Many databases store the data in the character fields (and especially indices) using
prefix compression. This technique compresses a sequence of strings
A_{1}, ..., A_{N} by
the following method: if there are strings
A_{i} =
a_{i,1}a_{i,2}...a_{i,p}
and
A_{i + 1} =
a_{i+1,1}a_{i+1,2}...a_{i+1,q}
such that for some j ≤ min(p, q)
a_{i,1} = a_{i+1,1},
a_{i,2} = a_{i+1,2}, ...
a_{i,j} = a_{i+1,j},
then the second string is stored as
[j]a_{i+1,j+1}a_{i+1,j+2}...
a_{i+1,q}, where [j] is a single character with code j.

If j = 0, that is, strings do not have any common prefix, then the second
string is prefixed with zero byte, and so the total length actually increases.

Input file format

First line of input file contains integer number N, with following
N lines containing strings A_{1} ... A_{N}

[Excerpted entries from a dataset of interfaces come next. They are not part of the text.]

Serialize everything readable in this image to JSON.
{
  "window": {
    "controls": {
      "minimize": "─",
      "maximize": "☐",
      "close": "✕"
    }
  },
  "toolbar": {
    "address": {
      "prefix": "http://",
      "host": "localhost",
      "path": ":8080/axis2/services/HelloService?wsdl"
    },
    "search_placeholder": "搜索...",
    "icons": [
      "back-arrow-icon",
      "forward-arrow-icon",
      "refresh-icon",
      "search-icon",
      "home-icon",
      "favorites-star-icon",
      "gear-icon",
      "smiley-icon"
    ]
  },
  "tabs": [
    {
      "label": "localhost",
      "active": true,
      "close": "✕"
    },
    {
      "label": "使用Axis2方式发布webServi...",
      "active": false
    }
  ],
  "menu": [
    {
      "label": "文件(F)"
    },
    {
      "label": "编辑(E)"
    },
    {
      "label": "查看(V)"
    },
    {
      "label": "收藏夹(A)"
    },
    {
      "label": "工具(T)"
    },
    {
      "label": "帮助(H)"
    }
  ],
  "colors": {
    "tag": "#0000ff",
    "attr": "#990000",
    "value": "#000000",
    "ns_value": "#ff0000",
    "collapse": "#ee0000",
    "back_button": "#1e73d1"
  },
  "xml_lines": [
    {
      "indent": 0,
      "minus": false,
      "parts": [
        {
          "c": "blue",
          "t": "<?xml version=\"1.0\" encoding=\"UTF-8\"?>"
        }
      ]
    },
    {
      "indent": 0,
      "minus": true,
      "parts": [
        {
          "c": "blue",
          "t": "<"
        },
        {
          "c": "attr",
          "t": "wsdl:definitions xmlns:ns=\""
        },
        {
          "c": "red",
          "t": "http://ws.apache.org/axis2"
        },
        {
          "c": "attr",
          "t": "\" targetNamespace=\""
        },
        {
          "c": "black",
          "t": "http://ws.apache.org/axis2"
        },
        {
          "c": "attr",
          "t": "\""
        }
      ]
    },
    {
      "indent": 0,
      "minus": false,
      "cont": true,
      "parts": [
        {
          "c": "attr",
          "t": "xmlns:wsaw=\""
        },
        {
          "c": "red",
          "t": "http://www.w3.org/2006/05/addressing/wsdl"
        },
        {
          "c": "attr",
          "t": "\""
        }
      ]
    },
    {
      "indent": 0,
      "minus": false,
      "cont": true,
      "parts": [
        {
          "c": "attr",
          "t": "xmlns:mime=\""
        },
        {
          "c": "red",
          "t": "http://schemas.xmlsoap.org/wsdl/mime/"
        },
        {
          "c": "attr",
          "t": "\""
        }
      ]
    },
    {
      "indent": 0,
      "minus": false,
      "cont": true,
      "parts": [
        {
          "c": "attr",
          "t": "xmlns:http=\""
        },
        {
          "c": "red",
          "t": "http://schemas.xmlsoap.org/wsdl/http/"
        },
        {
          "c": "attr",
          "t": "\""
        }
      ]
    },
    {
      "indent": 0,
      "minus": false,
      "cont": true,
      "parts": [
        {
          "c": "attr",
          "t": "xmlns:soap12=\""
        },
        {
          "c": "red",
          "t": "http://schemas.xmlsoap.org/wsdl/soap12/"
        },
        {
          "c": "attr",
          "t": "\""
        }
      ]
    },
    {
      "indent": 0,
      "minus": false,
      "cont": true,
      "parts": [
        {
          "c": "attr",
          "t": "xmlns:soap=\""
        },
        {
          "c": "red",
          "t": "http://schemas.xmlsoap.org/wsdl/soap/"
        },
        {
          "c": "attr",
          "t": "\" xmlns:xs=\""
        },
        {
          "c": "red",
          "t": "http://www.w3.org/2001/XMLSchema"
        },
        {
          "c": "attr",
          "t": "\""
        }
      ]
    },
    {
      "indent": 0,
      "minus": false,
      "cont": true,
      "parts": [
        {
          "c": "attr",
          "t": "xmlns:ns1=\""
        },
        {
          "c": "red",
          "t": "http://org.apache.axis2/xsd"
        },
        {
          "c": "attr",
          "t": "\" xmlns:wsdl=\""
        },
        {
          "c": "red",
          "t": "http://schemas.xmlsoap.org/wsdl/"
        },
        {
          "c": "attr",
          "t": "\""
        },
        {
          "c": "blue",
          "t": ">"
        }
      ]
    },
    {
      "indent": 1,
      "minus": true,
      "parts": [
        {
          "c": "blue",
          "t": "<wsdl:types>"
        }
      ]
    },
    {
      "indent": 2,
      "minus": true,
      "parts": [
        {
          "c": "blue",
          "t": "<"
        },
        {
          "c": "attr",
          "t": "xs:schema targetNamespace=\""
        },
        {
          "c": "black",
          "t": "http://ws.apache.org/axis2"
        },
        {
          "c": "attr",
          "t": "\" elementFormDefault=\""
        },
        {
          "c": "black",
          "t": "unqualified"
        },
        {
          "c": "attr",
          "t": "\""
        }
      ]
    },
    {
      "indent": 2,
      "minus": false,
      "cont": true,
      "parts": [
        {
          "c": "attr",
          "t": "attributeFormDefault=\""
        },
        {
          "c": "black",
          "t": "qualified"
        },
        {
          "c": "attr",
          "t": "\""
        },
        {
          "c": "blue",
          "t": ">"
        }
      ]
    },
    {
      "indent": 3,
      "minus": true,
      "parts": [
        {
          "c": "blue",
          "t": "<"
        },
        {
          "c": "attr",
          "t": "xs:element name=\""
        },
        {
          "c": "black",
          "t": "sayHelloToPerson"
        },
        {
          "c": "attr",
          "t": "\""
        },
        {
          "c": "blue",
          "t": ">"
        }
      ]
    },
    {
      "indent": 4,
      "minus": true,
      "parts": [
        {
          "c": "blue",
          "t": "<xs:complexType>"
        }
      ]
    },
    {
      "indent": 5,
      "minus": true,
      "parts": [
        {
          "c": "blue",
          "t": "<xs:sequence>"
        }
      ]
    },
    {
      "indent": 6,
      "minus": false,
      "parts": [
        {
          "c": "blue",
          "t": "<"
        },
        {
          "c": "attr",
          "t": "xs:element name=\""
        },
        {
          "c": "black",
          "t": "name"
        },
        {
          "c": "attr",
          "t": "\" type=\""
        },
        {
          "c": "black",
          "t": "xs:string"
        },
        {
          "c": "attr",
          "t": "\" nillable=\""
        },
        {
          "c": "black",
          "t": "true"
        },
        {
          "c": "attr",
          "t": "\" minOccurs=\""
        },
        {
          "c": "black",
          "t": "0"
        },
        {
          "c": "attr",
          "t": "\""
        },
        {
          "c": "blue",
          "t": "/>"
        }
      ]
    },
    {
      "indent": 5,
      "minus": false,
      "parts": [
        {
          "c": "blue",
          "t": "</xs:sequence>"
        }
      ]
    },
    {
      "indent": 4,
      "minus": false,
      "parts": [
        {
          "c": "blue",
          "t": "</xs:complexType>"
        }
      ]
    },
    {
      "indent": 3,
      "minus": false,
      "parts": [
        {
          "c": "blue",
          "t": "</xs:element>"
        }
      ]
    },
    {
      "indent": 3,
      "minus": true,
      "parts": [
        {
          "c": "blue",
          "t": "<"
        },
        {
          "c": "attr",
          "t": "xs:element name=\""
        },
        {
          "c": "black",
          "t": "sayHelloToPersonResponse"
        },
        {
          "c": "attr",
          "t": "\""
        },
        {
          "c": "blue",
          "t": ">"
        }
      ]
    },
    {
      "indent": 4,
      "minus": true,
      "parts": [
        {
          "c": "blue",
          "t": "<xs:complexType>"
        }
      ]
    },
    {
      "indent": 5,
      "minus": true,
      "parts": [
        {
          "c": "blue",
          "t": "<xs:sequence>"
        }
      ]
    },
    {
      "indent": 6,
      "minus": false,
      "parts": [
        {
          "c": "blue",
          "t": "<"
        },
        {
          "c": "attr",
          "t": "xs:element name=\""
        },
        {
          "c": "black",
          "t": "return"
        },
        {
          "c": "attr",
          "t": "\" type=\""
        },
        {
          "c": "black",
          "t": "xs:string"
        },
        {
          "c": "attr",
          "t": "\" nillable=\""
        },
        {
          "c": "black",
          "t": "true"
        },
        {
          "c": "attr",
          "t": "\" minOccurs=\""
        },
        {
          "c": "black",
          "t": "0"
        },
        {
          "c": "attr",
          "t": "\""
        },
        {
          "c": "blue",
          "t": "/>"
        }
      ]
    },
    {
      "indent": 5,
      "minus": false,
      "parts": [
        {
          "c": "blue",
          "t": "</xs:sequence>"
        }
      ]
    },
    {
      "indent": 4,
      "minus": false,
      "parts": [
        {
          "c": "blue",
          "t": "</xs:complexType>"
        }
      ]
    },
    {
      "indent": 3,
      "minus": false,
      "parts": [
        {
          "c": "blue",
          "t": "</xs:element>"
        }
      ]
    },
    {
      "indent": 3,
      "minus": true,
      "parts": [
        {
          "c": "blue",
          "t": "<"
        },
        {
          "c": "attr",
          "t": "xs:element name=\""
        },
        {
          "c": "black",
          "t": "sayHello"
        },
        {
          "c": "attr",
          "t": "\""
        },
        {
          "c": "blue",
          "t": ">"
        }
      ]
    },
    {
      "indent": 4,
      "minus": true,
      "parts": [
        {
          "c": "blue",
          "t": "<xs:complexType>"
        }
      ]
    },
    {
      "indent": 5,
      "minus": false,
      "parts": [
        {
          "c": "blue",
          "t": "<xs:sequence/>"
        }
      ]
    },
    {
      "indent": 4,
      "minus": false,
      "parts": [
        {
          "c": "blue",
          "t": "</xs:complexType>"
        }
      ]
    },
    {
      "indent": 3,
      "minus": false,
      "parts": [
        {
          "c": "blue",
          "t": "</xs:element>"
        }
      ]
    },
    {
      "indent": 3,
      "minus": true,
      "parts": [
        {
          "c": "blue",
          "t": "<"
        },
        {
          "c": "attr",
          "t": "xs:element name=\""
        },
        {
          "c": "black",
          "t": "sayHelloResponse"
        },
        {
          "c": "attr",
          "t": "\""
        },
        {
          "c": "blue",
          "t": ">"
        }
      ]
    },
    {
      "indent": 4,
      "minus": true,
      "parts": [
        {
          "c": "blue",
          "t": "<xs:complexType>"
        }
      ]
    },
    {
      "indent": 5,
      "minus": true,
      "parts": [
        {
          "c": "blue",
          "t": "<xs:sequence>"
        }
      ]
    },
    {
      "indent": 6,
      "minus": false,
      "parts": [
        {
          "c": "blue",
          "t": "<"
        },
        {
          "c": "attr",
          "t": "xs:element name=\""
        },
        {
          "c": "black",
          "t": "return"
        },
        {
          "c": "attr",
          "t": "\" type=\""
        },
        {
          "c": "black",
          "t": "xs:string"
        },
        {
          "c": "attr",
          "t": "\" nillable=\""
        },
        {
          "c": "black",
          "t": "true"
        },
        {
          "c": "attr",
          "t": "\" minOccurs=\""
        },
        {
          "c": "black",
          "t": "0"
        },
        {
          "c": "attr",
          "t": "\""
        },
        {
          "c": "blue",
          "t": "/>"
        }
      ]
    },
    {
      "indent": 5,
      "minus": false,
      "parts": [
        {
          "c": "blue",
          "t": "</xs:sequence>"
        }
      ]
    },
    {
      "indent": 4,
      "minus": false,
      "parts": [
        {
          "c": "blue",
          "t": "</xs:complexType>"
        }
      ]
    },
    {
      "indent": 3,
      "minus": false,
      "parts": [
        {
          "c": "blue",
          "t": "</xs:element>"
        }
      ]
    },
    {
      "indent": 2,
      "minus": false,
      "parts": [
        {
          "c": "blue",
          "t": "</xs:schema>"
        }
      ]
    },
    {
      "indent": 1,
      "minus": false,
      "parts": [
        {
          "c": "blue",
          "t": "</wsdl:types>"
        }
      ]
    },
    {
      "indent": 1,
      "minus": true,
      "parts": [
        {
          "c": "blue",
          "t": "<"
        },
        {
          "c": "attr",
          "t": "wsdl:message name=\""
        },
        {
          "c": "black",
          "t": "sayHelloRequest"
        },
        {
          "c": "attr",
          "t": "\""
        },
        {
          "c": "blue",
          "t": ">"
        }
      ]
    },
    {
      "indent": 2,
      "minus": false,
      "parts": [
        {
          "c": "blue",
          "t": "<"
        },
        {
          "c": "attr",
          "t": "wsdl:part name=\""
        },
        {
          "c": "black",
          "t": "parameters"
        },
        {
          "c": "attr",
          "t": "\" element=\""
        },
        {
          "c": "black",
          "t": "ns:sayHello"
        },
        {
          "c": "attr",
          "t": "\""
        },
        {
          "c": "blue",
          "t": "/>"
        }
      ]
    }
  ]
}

Output file format

Output file must contain a single integer — minimal total length of
compressed strings.

Constraints

1 ≤ N ≤ 10000,
1 ≤ length(A_{i}) ≤ 255.